Student finds new perspective from world travels

Column by Katie Perkowski

I have never felt so stared at in my entire life — and not in a good way.

Everywhere I went with the group I was with, people stared at us like we were from another planet. And after living on their planet from May 14 to 30, it seemed like we were.

I arrived in India on May 14, and even before our flight from Amsterdam to Delhi took off, I felt like the odd person out. Waiting at the gate to board our flight, we were the only white or American people in sight, surrounded by men and women of all different cultures, including people from the Middle East and areas of Europe. People I had never been exposed to before.

When we walked off the plane and into the airport in Delhi, I saw men with large guns hanging around their shoulders — not a common sight at the airports I go to regularly. I immediately felt overwhelmed and outnumbered.

I was staying in Delhi with a group of UK students and two teachers as part of a first-year summer program called Writers Without Borders. About 12 students were on the trip, and the majority of our days were spent traveling to the Bawana Resettlement Colony — an hour and a half to two-hour bus ride from Delhi — and interviewing families that have received homes from Habitat for Humanity to see what the houses have done for them.

I’m a blonde-haired, green-eyed college student. Not too tall and not too short — about average. A million other girls with similar characteristics are running around UK’s campus wearing similar clothes, since it seems like a lot of people buy the same exact brands and styles. I had never really been out of the ordinary appearance-wise in any of my classes; I had never been the minority in any environment. Until now.
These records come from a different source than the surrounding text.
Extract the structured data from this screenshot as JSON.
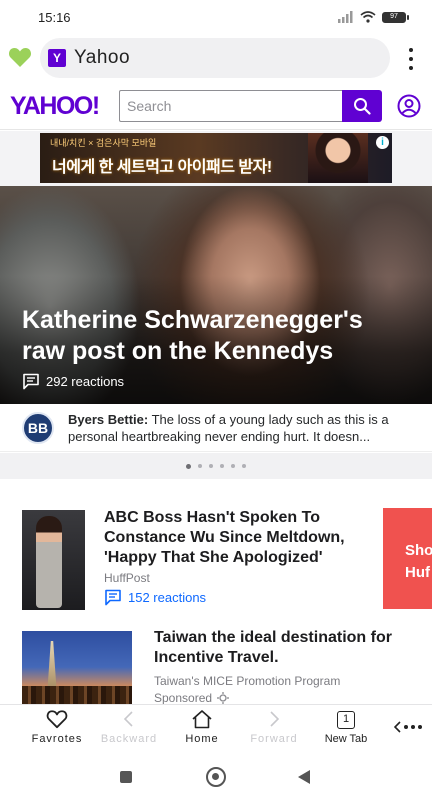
{
  "status_bar": {
    "time": "15:16",
    "battery": "97"
  },
  "browser": {
    "url_title": "Yahoo",
    "favicon_letter": "Y"
  },
  "yahoo": {
    "logo": "YAHOO!",
    "search_placeholder": "Search",
    "brand_color": "#6001d2"
  },
  "ad": {
    "top_text": "내내/치킨 × 검은사막 모바일",
    "main_text": "너에게 한 세트먹고 아이패드 받자!",
    "info_icon": "i"
  },
  "hero": {
    "title": "Katherine Schwarzenegger's raw post on the Kennedys",
    "reactions": "292 reactions"
  },
  "comment": {
    "avatar_initials": "BB",
    "author": "Byers Bettie:",
    "text": " The loss of a young lady such as this is a personal heartbreaking never ending hurt. It doesn..."
  },
  "carousel": {
    "dot_count": 6,
    "active_index": 0
  },
  "articles": [
    {
      "title": "ABC Boss Hasn't Spoken To Constance Wu Since Meltdown, 'Happy That She Apologized'",
      "source": "HuffPost",
      "reactions": "152 reactions"
    },
    {
      "title": "Taiwan the ideal destination for Incentive Travel.",
      "source": "Taiwan's MICE Promotion Program",
      "sponsored": "Sponsored"
    }
  ],
  "side_ad": {
    "text": "Sho Huf"
  },
  "toolbar": {
    "favorites": "Favrotes",
    "backward": "Backward",
    "home": "Home",
    "forward": "Forward",
    "new_tab": "New Tab",
    "tab_count": "1"
  },
  "colors": {
    "accent": "#6001d2",
    "link": "#0f69ff",
    "favorite_heart": "#9bd15a",
    "side_ad": "#f0524f"
  }
}
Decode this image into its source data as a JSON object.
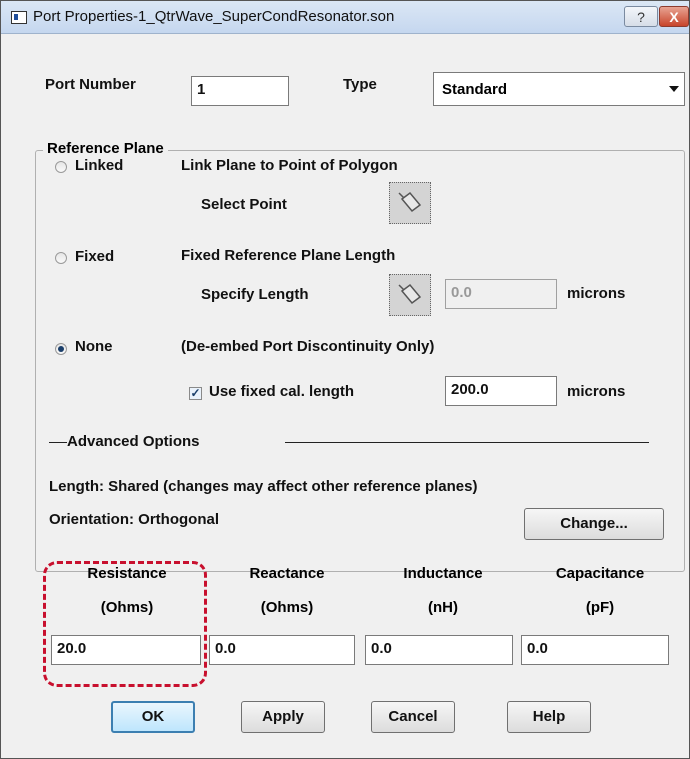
{
  "window": {
    "title": "Port Properties-1_QtrWave_SuperCondResonator.son",
    "help_label": "?",
    "close_label": "X"
  },
  "port": {
    "number_label": "Port Number",
    "number_value": "1",
    "type_label": "Type",
    "type_value": "Standard"
  },
  "reference_plane": {
    "group_label": "Reference Plane",
    "linked": {
      "label": "Linked",
      "description": "Link Plane to Point of Polygon",
      "select_label": "Select Point",
      "selected": false
    },
    "fixed": {
      "label": "Fixed",
      "description": "Fixed Reference Plane Length",
      "specify_label": "Specify Length",
      "length_value": "0.0",
      "units": "microns",
      "selected": false
    },
    "none": {
      "label": "None",
      "description": "(De-embed Port Discontinuity Only)",
      "use_fixed_label": "Use fixed cal. length",
      "use_fixed_checked": true,
      "cal_length_value": "200.0",
      "units": "microns",
      "selected": true
    }
  },
  "advanced": {
    "label": "Advanced Options",
    "length_text": "Length: Shared (changes may affect other reference planes)",
    "orientation_text": "Orientation: Orthogonal",
    "change_button": "Change..."
  },
  "params": {
    "resistance": {
      "label": "Resistance",
      "unit": "(Ohms)",
      "value": "20.0"
    },
    "reactance": {
      "label": "Reactance",
      "unit": "(Ohms)",
      "value": "0.0"
    },
    "inductance": {
      "label": "Inductance",
      "unit": "(nH)",
      "value": "0.0"
    },
    "capacitance": {
      "label": "Capacitance",
      "unit": "(pF)",
      "value": "0.0"
    }
  },
  "buttons": {
    "ok": "OK",
    "apply": "Apply",
    "cancel": "Cancel",
    "help": "Help"
  },
  "colors": {
    "highlight": "#c8102e",
    "default_button_border": "#3c7fb1"
  }
}
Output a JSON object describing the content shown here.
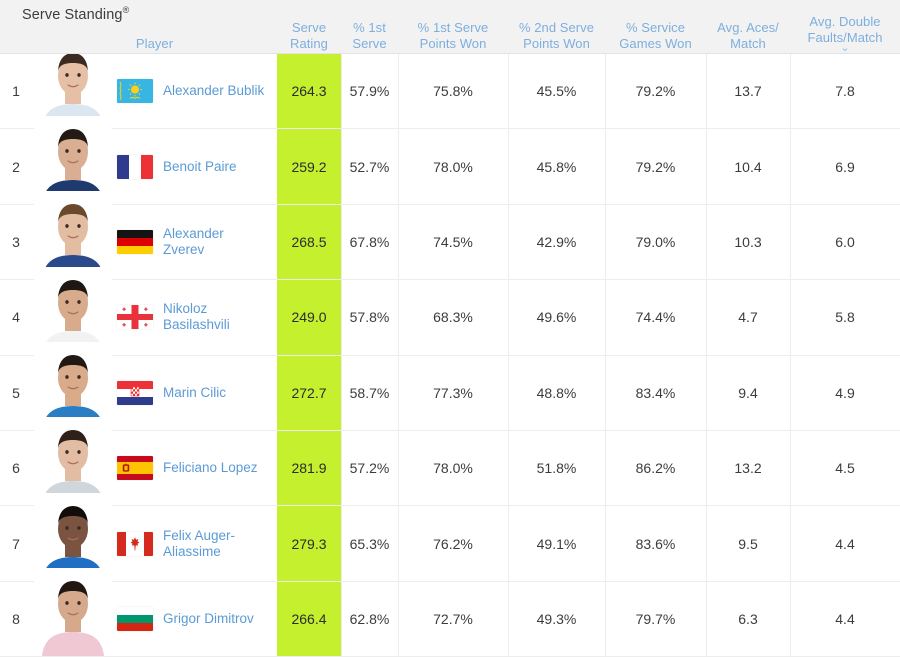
{
  "header": {
    "title": "Serve Standing",
    "title_mark": "®",
    "columns": [
      {
        "key": "rank",
        "label": "",
        "label2": "",
        "mark": "",
        "sorted": false
      },
      {
        "key": "player",
        "label": "Player",
        "label2": "",
        "mark": "",
        "sorted": false
      },
      {
        "key": "rating",
        "label": "Serve",
        "label2": "Rating",
        "mark": "®",
        "sorted": false
      },
      {
        "key": "first",
        "label": "% 1st",
        "label2": "Serve",
        "mark": "",
        "sorted": false
      },
      {
        "key": "fspw",
        "label": "% 1st Serve",
        "label2": "Points Won",
        "mark": "",
        "sorted": false
      },
      {
        "key": "sspw",
        "label": "% 2nd Serve",
        "label2": "Points Won",
        "mark": "",
        "sorted": false
      },
      {
        "key": "sgw",
        "label": "% Service",
        "label2": "Games Won",
        "mark": "",
        "sorted": false
      },
      {
        "key": "aces",
        "label": "Avg. Aces/",
        "label2": "Match",
        "mark": "",
        "sorted": false
      },
      {
        "key": "df",
        "label": "Avg. Double",
        "label2": "Faults/Match",
        "mark": "",
        "sorted": true
      }
    ],
    "sort_indicator": "⌄"
  },
  "colors": {
    "accent_link": "#5b9bd5",
    "header_text": "#7eaede",
    "highlight": "#c4f02e",
    "header_bg": "#f2f2f2",
    "grid": "#ededed",
    "text": "#3c3c3c"
  },
  "rows": [
    {
      "rank": "1",
      "name": "Alexander Bublik",
      "country": "kazakhstan",
      "rating": "264.3",
      "first": "57.9%",
      "fspw": "75.8%",
      "sspw": "45.5%",
      "sgw": "79.2%",
      "aces": "13.7",
      "df": "7.8"
    },
    {
      "rank": "2",
      "name": "Benoit Paire",
      "country": "france",
      "rating": "259.2",
      "first": "52.7%",
      "fspw": "78.0%",
      "sspw": "45.8%",
      "sgw": "79.2%",
      "aces": "10.4",
      "df": "6.9"
    },
    {
      "rank": "3",
      "name": "Alexander Zverev",
      "country": "germany",
      "rating": "268.5",
      "first": "67.8%",
      "fspw": "74.5%",
      "sspw": "42.9%",
      "sgw": "79.0%",
      "aces": "10.3",
      "df": "6.0"
    },
    {
      "rank": "4",
      "name": "Nikoloz Basilashvili",
      "country": "georgia",
      "rating": "249.0",
      "first": "57.8%",
      "fspw": "68.3%",
      "sspw": "49.6%",
      "sgw": "74.4%",
      "aces": "4.7",
      "df": "5.8"
    },
    {
      "rank": "5",
      "name": "Marin Cilic",
      "country": "croatia",
      "rating": "272.7",
      "first": "58.7%",
      "fspw": "77.3%",
      "sspw": "48.8%",
      "sgw": "83.4%",
      "aces": "9.4",
      "df": "4.9"
    },
    {
      "rank": "6",
      "name": "Feliciano Lopez",
      "country": "spain",
      "rating": "281.9",
      "first": "57.2%",
      "fspw": "78.0%",
      "sspw": "51.8%",
      "sgw": "86.2%",
      "aces": "13.2",
      "df": "4.5"
    },
    {
      "rank": "7",
      "name": "Felix Auger-Aliassime",
      "country": "canada",
      "rating": "279.3",
      "first": "65.3%",
      "fspw": "76.2%",
      "sspw": "49.1%",
      "sgw": "83.6%",
      "aces": "9.5",
      "df": "4.4"
    },
    {
      "rank": "8",
      "name": "Grigor Dimitrov",
      "country": "bulgaria",
      "rating": "266.4",
      "first": "62.8%",
      "fspw": "72.7%",
      "sspw": "49.3%",
      "sgw": "79.7%",
      "aces": "6.3",
      "df": "4.4"
    }
  ]
}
It wasn’t until this trip to India that I fully understood one of the points of a diversity class I took this past year. I am a white woman, living in a white person’s world in America. Some people argue that the difficulties for minorities of the past are not present anymore, and they are right in certain aspects because policies and social change have helped move some areas toward equality. However, whenever I look around in my classes, particularly my smaller journalism classes, there is maybe one person of a race other than Caucasian, and sometimes even that isn’t true.

Constantly being the only person with dark skin or of another race in a class made up of all white people must be discouraging, and to me the idea seems terrifying. When I walked around India, I was in a group of Americans, but that is the only reason I didn’t get completely overwhelmed. I know there were other factors that contributed to my feelings of being overwhelmed, like language barriers and a new environment, but I could not even imagine being so outnumbered all the time.

I don’t know exactly what type of point I’m trying to make, and I know that after only two weeks in a different country and being the odd person out I can’t say at all that I know what a lifetime of that is like, but I do know that I have respect for minorities who have the courage to live and to receive an education in a white person’s world. Because I don’t think I could do the same in their position.